By Donald Bender, Maryann Richer, Sam Pizzichillo & Garret Golden, WeizerMazars
When a client enters into a real estate transaction, one of the first questions they often ask their accountant is about entity structure.
What was once a question of partnership or S-Corporation, has now generally become a question of limited liability company (LLC) or S-Corporation.
This article will try to highlight many of the key advantages or disadvantages of an LLC vs. an S-Corporation for owner-operator real estate entities.
Most of the advantages and disadvantages discussed for LLCs also hold true for partnerships.
Before discussing the differences between LLCs and S-Corporations, it is important to understand their similarities. Both are separate legal entities, created under the laws of a state, with “pass-through” taxation treatment.
As pass-through entities, generally no federal income taxes are incurred at the entity level. Rather, business profit or loss gets reported on a Schedule K-1 and is passed through to the owner to be reported at the personal level, where income taxes will be assessed.
For single-member LLCs a separate tax return is not required by the IRS. These are considered disregarded entities for tax purposes and the LLC’s activity is reported directly on the personal tax return.
Pass-through taxation is advantageous as shareholders in a C-Corporation face potential double-taxation.
This results from the C-Corporation paying tax at the corporate level on its profits, which are again taxed at the individual level when shareholders receive dividend distributions.
Another similarity between the two entity types is that both offer limited liability protection. This means that owners are typically not personally responsible for the entity’s debts and liabilities. In other words, personal assets are protected from creditors of the business.
One feature that distinguishes the LLC from an S-Corporation is its operational ease.
There are far fewer forms required for registering an LLC and they are not required to have formal meetings or to keep minutes.
Furthermore, LLCs can have an unlimited number of members, whereas S-Corporations can have no more than 100 shareholders.

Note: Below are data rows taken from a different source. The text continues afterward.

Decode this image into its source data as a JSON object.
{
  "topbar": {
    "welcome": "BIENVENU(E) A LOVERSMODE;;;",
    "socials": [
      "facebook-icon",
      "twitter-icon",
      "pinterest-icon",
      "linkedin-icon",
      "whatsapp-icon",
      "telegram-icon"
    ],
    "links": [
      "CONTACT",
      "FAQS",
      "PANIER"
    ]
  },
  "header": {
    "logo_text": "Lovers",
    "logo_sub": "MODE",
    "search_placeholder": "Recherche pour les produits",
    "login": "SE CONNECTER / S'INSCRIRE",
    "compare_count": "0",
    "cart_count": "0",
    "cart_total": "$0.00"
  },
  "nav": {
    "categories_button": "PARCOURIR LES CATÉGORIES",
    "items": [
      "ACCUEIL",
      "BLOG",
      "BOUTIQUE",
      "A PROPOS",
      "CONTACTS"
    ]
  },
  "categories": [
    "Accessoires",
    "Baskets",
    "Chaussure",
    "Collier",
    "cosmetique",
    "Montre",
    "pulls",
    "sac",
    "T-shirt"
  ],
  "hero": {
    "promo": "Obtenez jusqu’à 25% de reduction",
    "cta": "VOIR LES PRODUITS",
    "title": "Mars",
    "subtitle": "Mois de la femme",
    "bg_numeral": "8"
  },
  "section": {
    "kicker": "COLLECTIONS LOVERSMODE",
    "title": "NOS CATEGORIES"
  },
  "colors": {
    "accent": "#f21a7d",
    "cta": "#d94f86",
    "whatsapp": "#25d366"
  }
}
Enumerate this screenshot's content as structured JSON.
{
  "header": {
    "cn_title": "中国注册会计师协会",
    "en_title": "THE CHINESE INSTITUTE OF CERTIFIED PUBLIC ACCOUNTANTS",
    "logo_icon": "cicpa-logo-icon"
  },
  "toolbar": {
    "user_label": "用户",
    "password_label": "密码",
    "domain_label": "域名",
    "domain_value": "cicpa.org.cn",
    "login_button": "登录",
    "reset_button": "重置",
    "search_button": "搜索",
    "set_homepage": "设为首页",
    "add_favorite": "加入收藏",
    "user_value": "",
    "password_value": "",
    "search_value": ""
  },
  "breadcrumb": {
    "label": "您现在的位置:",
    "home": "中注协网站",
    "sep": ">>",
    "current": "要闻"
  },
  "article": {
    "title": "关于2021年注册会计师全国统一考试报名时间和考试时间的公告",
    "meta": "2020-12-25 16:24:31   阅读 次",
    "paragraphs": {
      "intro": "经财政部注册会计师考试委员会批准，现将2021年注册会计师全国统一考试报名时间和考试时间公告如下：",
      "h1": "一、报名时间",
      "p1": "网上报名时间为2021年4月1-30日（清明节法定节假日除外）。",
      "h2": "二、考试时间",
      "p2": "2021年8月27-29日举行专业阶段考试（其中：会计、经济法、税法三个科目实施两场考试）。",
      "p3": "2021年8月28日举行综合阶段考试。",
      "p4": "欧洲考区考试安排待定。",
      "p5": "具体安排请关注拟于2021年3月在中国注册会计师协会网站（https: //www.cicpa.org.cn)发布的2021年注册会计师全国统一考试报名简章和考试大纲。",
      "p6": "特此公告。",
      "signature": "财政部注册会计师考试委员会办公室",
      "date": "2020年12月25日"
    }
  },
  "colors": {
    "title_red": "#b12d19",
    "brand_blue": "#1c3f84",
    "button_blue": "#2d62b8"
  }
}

Moreover, LLCs can allocate income or loss disproportionately among the owners, based on the operating agreement.
However, in an S-Corporation, income and loss are assigned to each shareholder based on their proportionate share of ownership. Additionally, non-U.S. Citizens can be members of LLCs but cannot be shareholders of S-Corporations.
A key advantage of an LLC over an S-Corporation for real estate investors is the inclusion of liabilities in the calculation of the owner’s basis in the entity.
Generally, S-Corporation owners obtain basis through capital contributions, amounts used to purchase the stock, loans made by the shareholder to the S-Corporation, or through the allocation of income (allocation of loss would reduce basis).
The S-Corporation owner receives no basis from liabilities or guarantees of the S-Corporation’s debt.
Similar to S-Corporations, an LLC member’s basis includes contributions to the LLC as well as their allocation of income or loss.
Additionally, liabilities of an LLC are treated as contributions of money by the members and thereby increase the members’ basis. The ability for a limited liability owner (a member) to include certain types of debt in his or her basis can allow for tax free distributions, or for the owner to deduct losses in excess of his or her cash investment, subject to the passive loss regulations of IRC 469.
Another key advantage of an LLC over an S-Corporation is that the Internal Revenue Code allows an LLC to make an election to “step-up” the basis of its assets.
Upon the death of an LLC owner or the sale of an ownership interest, the successor owner may be able to increase his or her basis in depreciable real property if the fair market value of the property exceeds the amount of his or her capital account at the time of the transfer.
This increase in basis would also allow the successor member to reduce his or her taxable gain in the event of a sale of the LLC interest or of the underlying assets held by the LLC.
However, if the capital account exceeds the fair market value of the property at the time of the transfer, the reverse of the tax consequences previously outlined could occur.
These “step-up” elections are not available for S-Corporation shareholders.
An LLC also holds an advantage over an S-Corporation in terms of favorable tax treatment upon liquidation. When liquidating its assets, an LLC (treated as a partnership for tax purposes) can distribute its property tax free.
On the other hand, liquidation of an S-Corporation is treated as a sale at fair market value and can trigger a taxable event.
One situation where an S-Corporation can be more advantageous than an LLC is in the case of Cancellation of Debt Income (‘COD”). If the S-Corporation is insolvent and has COD as defined under the Internal Revenue Code, the S-Corporation shareholder will not be taxed on the COD income.
While an LLC owner may be able to exclude the income under the insolvency exception if the owner is personally insolvent, this entity level exclusion is not available.
In consideration of the items discussed above, LLCs offers many advantages over an S-Corporation for real estate owner-operators and are generally the preferred choice.
However, it is important to understand the key differences between the two as certain circumstances may impact the selection of one entity type over the other.